(Dataset rows describing interfaces)
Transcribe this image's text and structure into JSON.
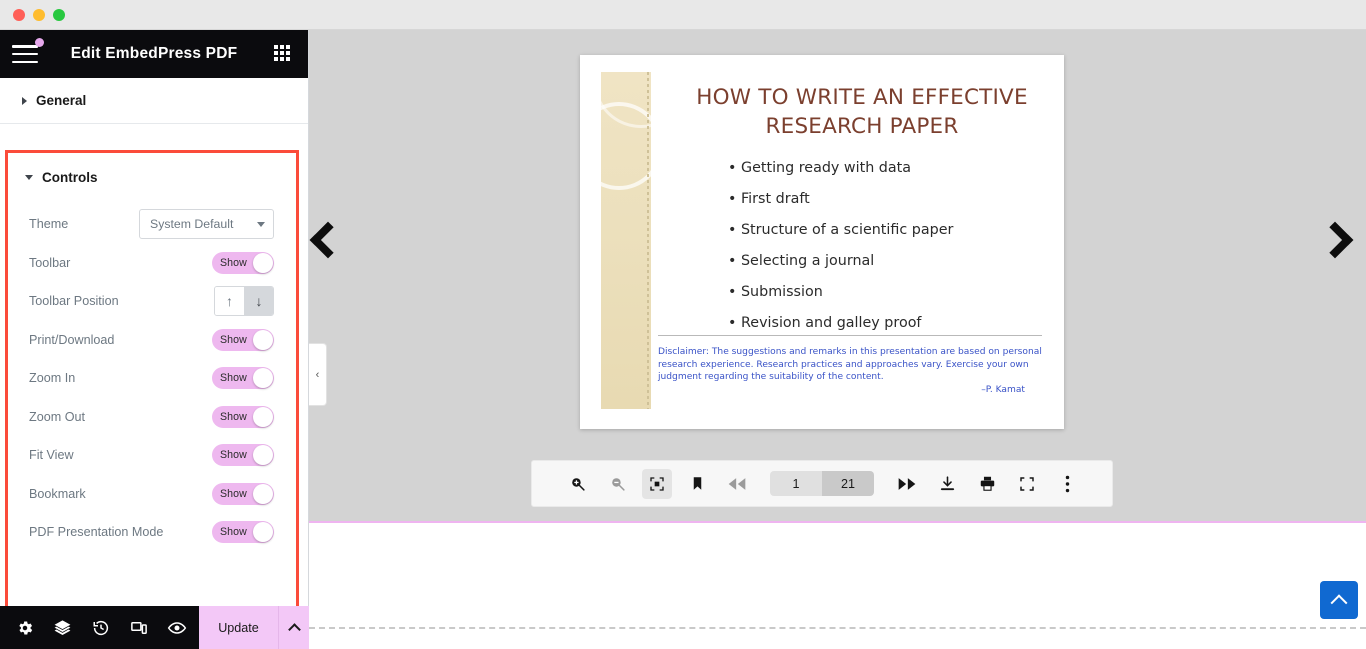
{
  "window": {
    "traffic_lights": [
      "close",
      "minimize",
      "maximize"
    ]
  },
  "panel": {
    "title": "Edit EmbedPress PDF",
    "menu_icon": "hamburger-icon",
    "apps_icon": "grid-icon",
    "sections": {
      "general": {
        "label": "General",
        "expanded": false
      },
      "controls": {
        "label": "Controls",
        "expanded": true,
        "highlighted": true
      }
    },
    "controls": [
      {
        "label": "Theme",
        "type": "select",
        "value": "System Default"
      },
      {
        "label": "Toolbar",
        "type": "toggle",
        "state": "Show"
      },
      {
        "label": "Toolbar Position",
        "type": "segmented",
        "options": [
          "↑",
          "↓"
        ],
        "selected": 1
      },
      {
        "label": "Print/Download",
        "type": "toggle",
        "state": "Show"
      },
      {
        "label": "Zoom In",
        "type": "toggle",
        "state": "Show"
      },
      {
        "label": "Zoom Out",
        "type": "toggle",
        "state": "Show"
      },
      {
        "label": "Fit View",
        "type": "toggle",
        "state": "Show"
      },
      {
        "label": "Bookmark",
        "type": "toggle",
        "state": "Show"
      },
      {
        "label": "PDF Presentation Mode",
        "type": "toggle",
        "state": "Show"
      }
    ],
    "footer": {
      "icons": [
        "gear-icon",
        "layers-icon",
        "history-icon",
        "responsive-icon",
        "preview-eye-icon"
      ],
      "update_label": "Update",
      "update_caret": "chevron-up-icon"
    }
  },
  "viewer": {
    "prev_arrow": "chevron-left-icon",
    "next_arrow": "chevron-right-icon",
    "collapse_tab": "‹",
    "slide": {
      "title": "HOW TO WRITE AN EFFECTIVE RESEARCH PAPER",
      "bullets": [
        "Getting ready with data",
        "First draft",
        "Structure of a scientific paper",
        "Selecting a journal",
        "Submission",
        "Revision and galley proof"
      ],
      "disclaimer": "Disclaimer: The suggestions and remarks in this presentation are based on personal research experience. Research practices and approaches vary. Exercise your own judgment regarding the suitability of the content.",
      "signature": "–P. Kamat"
    },
    "toolbar": {
      "zoom_in": "zoom-in-icon",
      "zoom_out": "zoom-out-icon",
      "fit_view": "fit-view-icon",
      "bookmark": "bookmark-icon",
      "prev": "fast-rewind-icon",
      "current_page": "1",
      "total_pages": "21",
      "next": "fast-forward-icon",
      "download": "download-icon",
      "print": "print-icon",
      "fullscreen": "fullscreen-icon",
      "more": "more-vertical-icon"
    },
    "scroll_top": "chevron-up-icon"
  },
  "colors": {
    "accent_pink": "#eeb8ef",
    "highlight_red": "#fb4b3a",
    "panel_dark": "#0b0b0e",
    "to_top_blue": "#1069d1",
    "slide_title_brown": "#7b3f2e",
    "disclaimer_blue": "#3a53c7"
  }
}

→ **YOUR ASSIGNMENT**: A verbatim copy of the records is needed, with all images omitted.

→ **EXERCISE OUTPUT**:
Transcribe this image's text and structure into JSON.
{
  "window": {
    "traffic_lights": [
      "close",
      "minimize",
      "maximize"
    ]
  },
  "panel": {
    "title": "Edit EmbedPress PDF",
    "menu_icon": "hamburger-icon",
    "apps_icon": "grid-icon",
    "sections": {
      "general": {
        "label": "General",
        "expanded": false
      },
      "controls": {
        "label": "Controls",
        "expanded": true,
        "highlighted": true
      }
    },
    "controls": [
      {
        "label": "Theme",
        "type": "select",
        "value": "System Default"
      },
      {
        "label": "Toolbar",
        "type": "toggle",
        "state": "Show"
      },
      {
        "label": "Toolbar Position",
        "type": "segmented",
        "options": [
          "↑",
          "↓"
        ],
        "selected": 1
      },
      {
        "label": "Print/Download",
        "type": "toggle",
        "state": "Show"
      },
      {
        "label": "Zoom In",
        "type": "toggle",
        "state": "Show"
      },
      {
        "label": "Zoom Out",
        "type": "toggle",
        "state": "Show"
      },
      {
        "label": "Fit View",
        "type": "toggle",
        "state": "Show"
      },
      {
        "label": "Bookmark",
        "type": "toggle",
        "state": "Show"
      },
      {
        "label": "PDF Presentation Mode",
        "type": "toggle",
        "state": "Show"
      }
    ],
    "footer": {
      "icons": [
        "gear-icon",
        "layers-icon",
        "history-icon",
        "responsive-icon",
        "preview-eye-icon"
      ],
      "update_label": "Update",
      "update_caret": "chevron-up-icon"
    }
  },
  "viewer": {
    "prev_arrow": "chevron-left-icon",
    "next_arrow": "chevron-right-icon",
    "collapse_tab": "‹",
    "slide": {
      "title": "HOW TO WRITE AN EFFECTIVE RESEARCH PAPER",
      "bullets": [
        "Getting ready with data",
        "First draft",
        "Structure of a scientific paper",
        "Selecting a journal",
        "Submission",
        "Revision and galley proof"
      ],
      "disclaimer": "Disclaimer: The suggestions and remarks in this presentation are based on personal research experience. Research practices and approaches vary. Exercise your own judgment regarding the suitability of the content.",
      "signature": "–P. Kamat"
    },
    "toolbar": {
      "zoom_in": "zoom-in-icon",
      "zoom_out": "zoom-out-icon",
      "fit_view": "fit-view-icon",
      "bookmark": "bookmark-icon",
      "prev": "fast-rewind-icon",
      "current_page": "1",
      "total_pages": "21",
      "next": "fast-forward-icon",
      "download": "download-icon",
      "print": "print-icon",
      "fullscreen": "fullscreen-icon",
      "more": "more-vertical-icon"
    },
    "scroll_top": "chevron-up-icon"
  },
  "colors": {
    "accent_pink": "#eeb8ef",
    "highlight_red": "#fb4b3a",
    "panel_dark": "#0b0b0e",
    "to_top_blue": "#1069d1",
    "slide_title_brown": "#7b3f2e",
    "disclaimer_blue": "#3a53c7"
  }
}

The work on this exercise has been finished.